The longest non-stop passenger flight in the world is currently Emirates flight EK449, which takes 17 hours and 15 minutes to travel the 14,200 kilometers from Auckland to Dubai. You know what lasts longer than that? The battery in the Bose QuietComfort 35 headphones.
The QuietComfort range has long been the frequent flyer’s best friend, thanks to its combination of marshmallow-like comfort and screaming baby-blocking noise-cancelling. With the new 35s you can add freedom-enhancing Bluetooth to the list of features that will make you the envy of business class.
Heart of glass
You may, though, need to persuade Steve The Flight Attendant to flag up how amazing your new headphones are over the plane’s Tannoy, because the QC35s don’t look very special at all. You can see what Bose has gone for - a stealthy, subtle and trendy matte black (they’re also available in silver) - but on anything but rather close inspection there’s little to distinguish them from so many other, cheaper pairs of headphones that use a similar finish.
They feel pretty underwhelming, too. Bose uses glass-filled nylon instead of plastic, but while that might make the headphones stronger, they still look and feel as though they’re made of plastic, and combined with the basic buttons it’s a little hard to see where your £280 has gone. Until you take a look at the tech inside them.
Despite the switch from a removable AAA battery to a built-in, rechargeable lithium-ion battery, weight has been kept impressively low, and the 310g of the QC35s certainly isn’t going to push your luggage over the flight’s limit or prove a drag on your drowsy noggin. The overall fit is, in fact, pretty much spot-on, striking a perfect balance between gripping your melon securely and remaining comfortable enough for 17 hours of uninterrupted in-flight movies (you’re going to feel terrible when you land if you don’t get some sleep, silly).
In case you’re wondering, most airlines do now allow Bluetooth headphones, although many (including British Airways) will make you turn them off during take-off and landing. Thankfully, turning Bluetooth off doesn’t render the QC35s useless. In fact, the moment you plug the bundled cable into the socket on the left-hand cup the Bluetooth automatically switches off, seamlessly switching to wired mode while leaving noise-cancelling switched on.
You can turn that off as well, should you want to or should you run out of battery, and the seal that the cups create around your ears manages to block out a decent amount of outside noise even when the active noise-cancelling is turned off. The only thing you can’t do is have Bluetooth switched on and noise-cancelling off, but we can’t see that being a big deal for most people.
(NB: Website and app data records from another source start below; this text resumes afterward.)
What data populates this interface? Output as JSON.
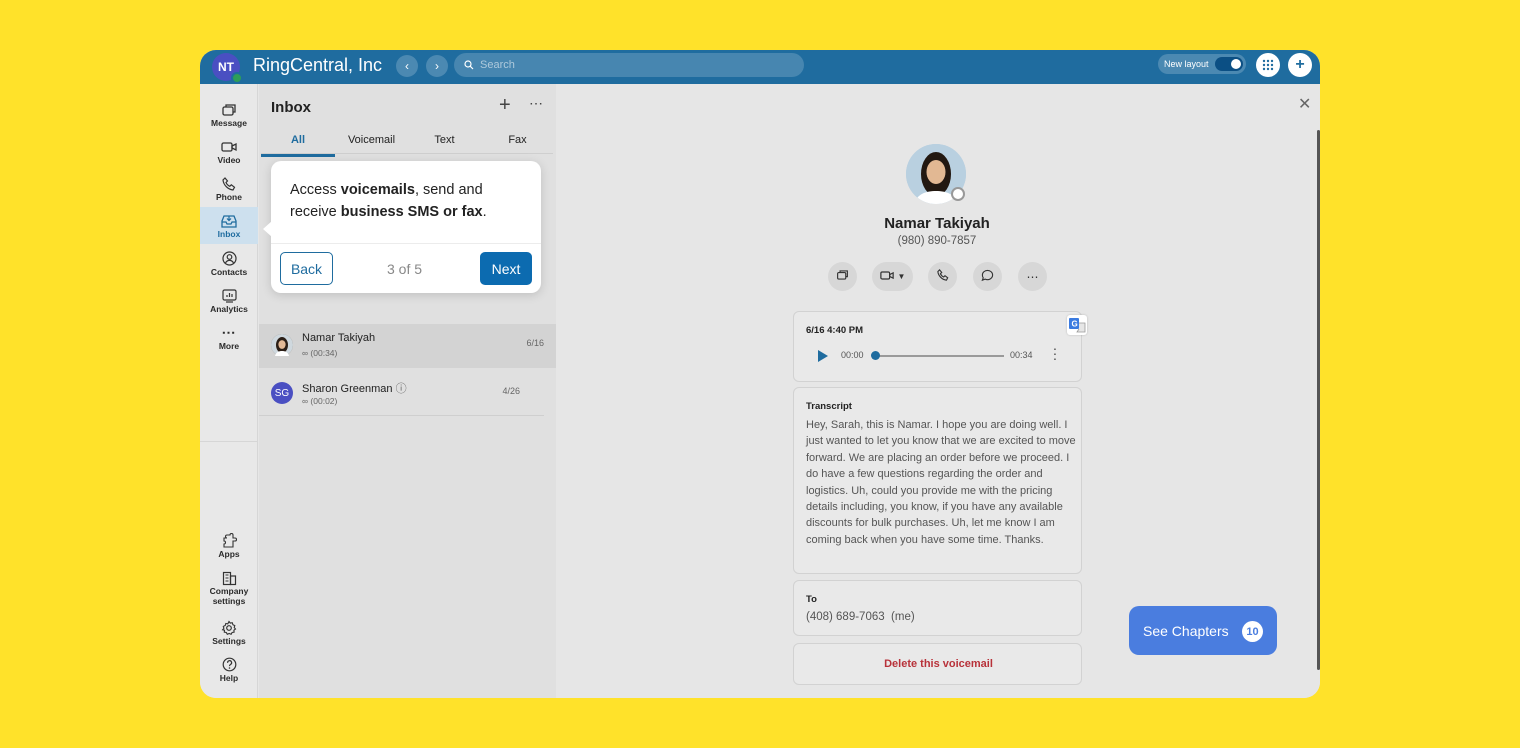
{
  "topbar": {
    "avatar_initials": "NT",
    "company": "RingCentral, Inc",
    "search_placeholder": "Search",
    "new_layout_label": "New layout"
  },
  "rail": {
    "items": [
      {
        "label": "Message",
        "icon": "message-icon"
      },
      {
        "label": "Video",
        "icon": "video-icon"
      },
      {
        "label": "Phone",
        "icon": "phone-icon"
      },
      {
        "label": "Inbox",
        "icon": "inbox-icon"
      },
      {
        "label": "Contacts",
        "icon": "contacts-icon"
      },
      {
        "label": "Analytics",
        "icon": "analytics-icon"
      },
      {
        "label": "More",
        "icon": "more-icon"
      }
    ],
    "bottom_items": [
      {
        "label": "Apps",
        "icon": "apps-icon"
      },
      {
        "label": "Company settings",
        "icon": "company-settings-icon"
      },
      {
        "label": "Settings",
        "icon": "settings-icon"
      },
      {
        "label": "Help",
        "icon": "help-icon"
      }
    ]
  },
  "inbox": {
    "title": "Inbox",
    "tabs": [
      "All",
      "Voicemail",
      "Text",
      "Fax"
    ],
    "messages": [
      {
        "name": "Namar Takiyah",
        "sub": "(00:34)",
        "date": "6/16"
      },
      {
        "name": "Sharon Greenman",
        "initials": "SG",
        "sub": "(00:02)",
        "date": "4/26"
      }
    ]
  },
  "popover": {
    "text_1": "Access ",
    "text_bold_1": "voicemails",
    "text_2": ", send and receive ",
    "text_bold_2": "business SMS or fax",
    "text_3": ".",
    "back_label": "Back",
    "step": "3 of 5",
    "next_label": "Next"
  },
  "detail": {
    "name": "Namar Takiyah",
    "phone": "(980) 890-7857",
    "voicemail": {
      "time": "6/16 4:40 PM",
      "position": "00:00",
      "duration": "00:34"
    },
    "transcript_label": "Transcript",
    "transcript": "Hey, Sarah, this is Namar. I hope you are doing well. I just wanted to let you know that we are excited to move forward. We are placing an order before we proceed. I do have a few questions regarding the order and logistics. Uh, could you provide me with the pricing details including, you know, if you have any available discounts for bulk purchases. Uh, let me know I am coming back when you have some time. Thanks.",
    "to_label": "To",
    "to_value": "(408) 689-7063  (me)",
    "delete_label": "Delete this voicemail"
  },
  "chapters": {
    "label": "See Chapters",
    "count": "10"
  },
  "colors": {
    "background": "#FFE22A",
    "topbar": "#1f6c9f",
    "accent": "#0c6bb0",
    "chapters": "#4a7ddf",
    "danger": "#b8323a"
  }
}
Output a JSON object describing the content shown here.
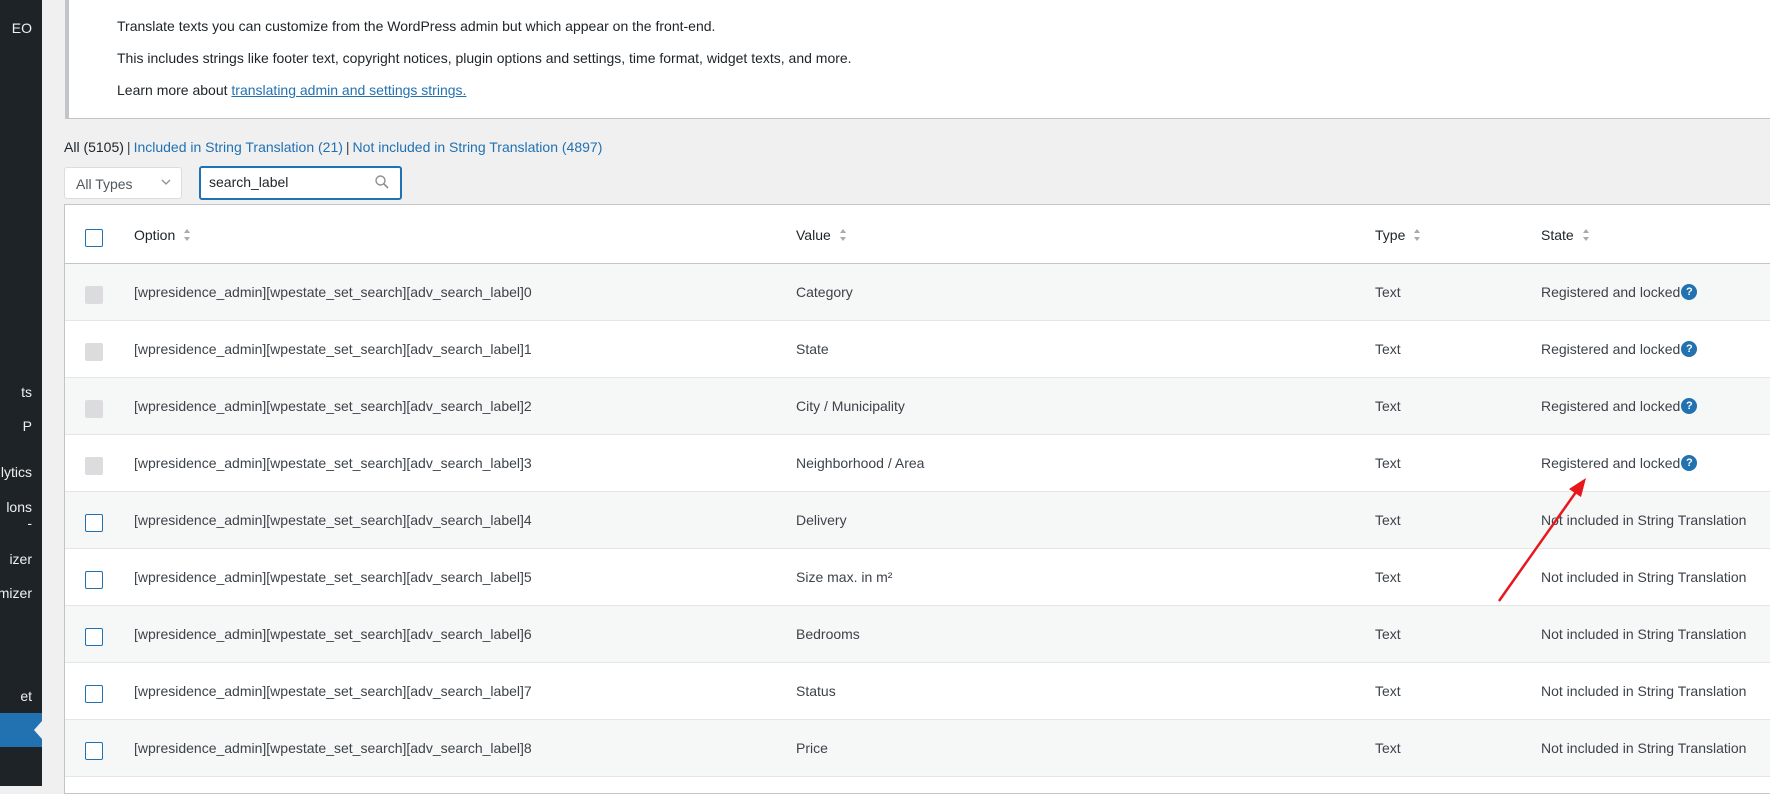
{
  "sidebar": {
    "items": [
      "EO",
      "ts",
      "P",
      "lytics",
      "lons",
      "izer",
      "mizer",
      "et"
    ]
  },
  "notice": {
    "line1": "Translate texts you can customize from the WordPress admin but which appear on the front-end.",
    "line2": "This includes strings like footer text, copyright notices, plugin options and settings, time format, widget texts, and more.",
    "line3_prefix": "Learn more about ",
    "line3_link": "translating admin and settings strings."
  },
  "filters": {
    "all": "All (5105)",
    "separator": "|",
    "included": "Included in String Translation (21)",
    "not_included": "Not included in String Translation (4897)"
  },
  "type_select": {
    "value": "All Types"
  },
  "search": {
    "value": "search_label"
  },
  "table": {
    "headers": {
      "option": "Option",
      "value": "Value",
      "type": "Type",
      "state": "State"
    },
    "help_glyph": "?",
    "rows": [
      {
        "option": "[wpresidence_admin][wpestate_set_search][adv_search_label]0",
        "value": "Category",
        "type": "Text",
        "state": "Registered and locked",
        "locked": true
      },
      {
        "option": "[wpresidence_admin][wpestate_set_search][adv_search_label]1",
        "value": "State",
        "type": "Text",
        "state": "Registered and locked",
        "locked": true
      },
      {
        "option": "[wpresidence_admin][wpestate_set_search][adv_search_label]2",
        "value": "City / Municipality",
        "type": "Text",
        "state": "Registered and locked",
        "locked": true
      },
      {
        "option": "[wpresidence_admin][wpestate_set_search][adv_search_label]3",
        "value": "Neighborhood / Area",
        "type": "Text",
        "state": "Registered and locked",
        "locked": true
      },
      {
        "option": "[wpresidence_admin][wpestate_set_search][adv_search_label]4",
        "value": "Delivery",
        "type": "Text",
        "state": "Not included in String Translation",
        "locked": false
      },
      {
        "option": "[wpresidence_admin][wpestate_set_search][adv_search_label]5",
        "value": "Size max. in m²",
        "type": "Text",
        "state": "Not included in String Translation",
        "locked": false
      },
      {
        "option": "[wpresidence_admin][wpestate_set_search][adv_search_label]6",
        "value": "Bedrooms",
        "type": "Text",
        "state": "Not included in String Translation",
        "locked": false
      },
      {
        "option": "[wpresidence_admin][wpestate_set_search][adv_search_label]7",
        "value": "Status",
        "type": "Text",
        "state": "Not included in String Translation",
        "locked": false
      },
      {
        "option": "[wpresidence_admin][wpestate_set_search][adv_search_label]8",
        "value": "Price",
        "type": "Text",
        "state": "Not included in String Translation",
        "locked": false
      }
    ]
  },
  "colors": {
    "accent": "#2271b1",
    "annotation_arrow": "#e8171d",
    "sidebar": "#1d2327"
  }
}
Silence is golden
So just how good is the noise-cancelling? Bose doesn’t actually claim it’s vastly improved over the outgoing QuietComfort 25 headphones, but given that those raised the bar for noise-cancelling that’s no bad thing. This is an active system, which means it uses microphones to monitor outside noise and then cancels it out by generating an opposite signal. It sounds like black magic, but it works.
The system’s far better at blocking out continuous, mechanical noises such as the hum of a plane or thrum of a train, but the QC35s are pretty darn effective at drowning out more general hubbub, such as that of an open-plan office or cafe. Some things will get through - Geoff in accounts with his stupid, booming voice for example - but they’ll be reduced and often practically unnoticeable, particularly when you’re listening to music. You benefit from a lot of the reduction even if you’re listening to nothing at all, too, and while many noise-cancelling systems tend to create a bit of buzz of their own, that of the QC35's is almost silent.
Actually play some music (or a podcast or film) and that near-silence is replaced by very clear, crisp and balanced sound. Other headphones are bassier or more attacking, but the QuietComforts are tuned to stay pretty neutral and deliver the kind of clarity and spaciousness that makes them as suited to whatever terrible Liam Neeson film is playing on your flight as they are to the music on your iPhone. The sole fly in this thoroughly tasty ointment is a little too much zing in the treble, but this shouldn’t prove much of a problem as long as you avoid overly compressed tracks.
Our only other criticism is in the lack of support for the superior aptX variant of Bluetooth. iPhone users won’t notice the absence as their phones don’t have aptX either, but it’s a shame it’s not included for those with compatible computers and Android phones. Oh, and the bundled USB cable is ridiculously short, which means you won’t be able to charge and listen to the headphones unless you swap the cable. True, a micro USB cable can be picked up for about £3, but that arguably makes it worse that a more useful one isn’t included in the box.
Bose QuietComfort 35 verdict
In the end, though, any minor complaints with the QuietComfort 35s fall away in the face of the awesome noise-cancelling and overall sound quality. Add in superb comfort levels and the freedom of wirelessness and you’ve got the best travel headphones we’ve ever tested.